▶ _Work order_:
Search the entries for the word "title". Copy every line that holds it.

▶ _Information supplied_:
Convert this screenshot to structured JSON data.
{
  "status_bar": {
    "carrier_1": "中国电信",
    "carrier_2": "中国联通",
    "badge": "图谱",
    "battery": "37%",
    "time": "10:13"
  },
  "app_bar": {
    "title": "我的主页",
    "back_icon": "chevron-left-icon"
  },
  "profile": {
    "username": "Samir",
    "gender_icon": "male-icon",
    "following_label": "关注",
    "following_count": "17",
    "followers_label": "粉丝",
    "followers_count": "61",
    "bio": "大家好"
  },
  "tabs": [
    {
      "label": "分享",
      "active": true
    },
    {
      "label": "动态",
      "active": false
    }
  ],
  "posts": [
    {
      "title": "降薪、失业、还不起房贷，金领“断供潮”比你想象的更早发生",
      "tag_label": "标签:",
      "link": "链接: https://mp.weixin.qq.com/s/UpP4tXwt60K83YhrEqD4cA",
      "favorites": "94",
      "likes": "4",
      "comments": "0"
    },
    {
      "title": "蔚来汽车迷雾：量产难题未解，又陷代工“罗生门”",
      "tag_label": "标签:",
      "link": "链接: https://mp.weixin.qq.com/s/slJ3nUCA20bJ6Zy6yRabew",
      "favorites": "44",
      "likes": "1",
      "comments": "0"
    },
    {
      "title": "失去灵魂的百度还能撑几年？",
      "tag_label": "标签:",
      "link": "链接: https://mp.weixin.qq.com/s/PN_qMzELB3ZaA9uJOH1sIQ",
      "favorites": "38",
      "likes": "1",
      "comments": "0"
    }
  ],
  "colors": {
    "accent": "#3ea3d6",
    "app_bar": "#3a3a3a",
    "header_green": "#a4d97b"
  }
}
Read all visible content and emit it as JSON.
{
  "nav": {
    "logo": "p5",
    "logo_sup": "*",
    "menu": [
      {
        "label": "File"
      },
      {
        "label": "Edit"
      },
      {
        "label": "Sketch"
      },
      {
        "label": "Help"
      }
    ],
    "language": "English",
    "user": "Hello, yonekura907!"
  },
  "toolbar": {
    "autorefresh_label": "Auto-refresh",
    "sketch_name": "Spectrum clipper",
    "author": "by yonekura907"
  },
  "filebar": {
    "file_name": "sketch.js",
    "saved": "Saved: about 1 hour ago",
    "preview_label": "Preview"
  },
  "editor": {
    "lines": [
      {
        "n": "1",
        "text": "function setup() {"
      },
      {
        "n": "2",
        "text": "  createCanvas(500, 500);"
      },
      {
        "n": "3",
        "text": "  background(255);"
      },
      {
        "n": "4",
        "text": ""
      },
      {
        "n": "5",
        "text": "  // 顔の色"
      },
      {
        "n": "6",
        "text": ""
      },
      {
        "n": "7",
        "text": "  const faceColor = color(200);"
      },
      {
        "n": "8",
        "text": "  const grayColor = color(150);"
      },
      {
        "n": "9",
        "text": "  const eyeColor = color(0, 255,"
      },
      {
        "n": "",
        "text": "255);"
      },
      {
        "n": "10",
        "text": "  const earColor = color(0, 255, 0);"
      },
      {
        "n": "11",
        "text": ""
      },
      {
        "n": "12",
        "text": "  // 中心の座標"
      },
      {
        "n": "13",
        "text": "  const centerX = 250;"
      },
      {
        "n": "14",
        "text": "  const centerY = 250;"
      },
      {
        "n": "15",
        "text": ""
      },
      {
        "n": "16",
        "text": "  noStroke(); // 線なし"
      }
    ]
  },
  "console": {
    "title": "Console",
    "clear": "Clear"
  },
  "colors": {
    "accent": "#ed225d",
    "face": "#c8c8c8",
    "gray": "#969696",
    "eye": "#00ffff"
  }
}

▶ _Your solution_:
    "title": "我的主页",
      "title": "降薪、失业、还不起房贷，金领“断供潮”比你想象的更早发生",
      "title": "蔚来汽车迷雾：量产难题未解，又陷代工“罗生门”",
      "title": "失去灵魂的百度还能撑几年？",
    "title": "Console",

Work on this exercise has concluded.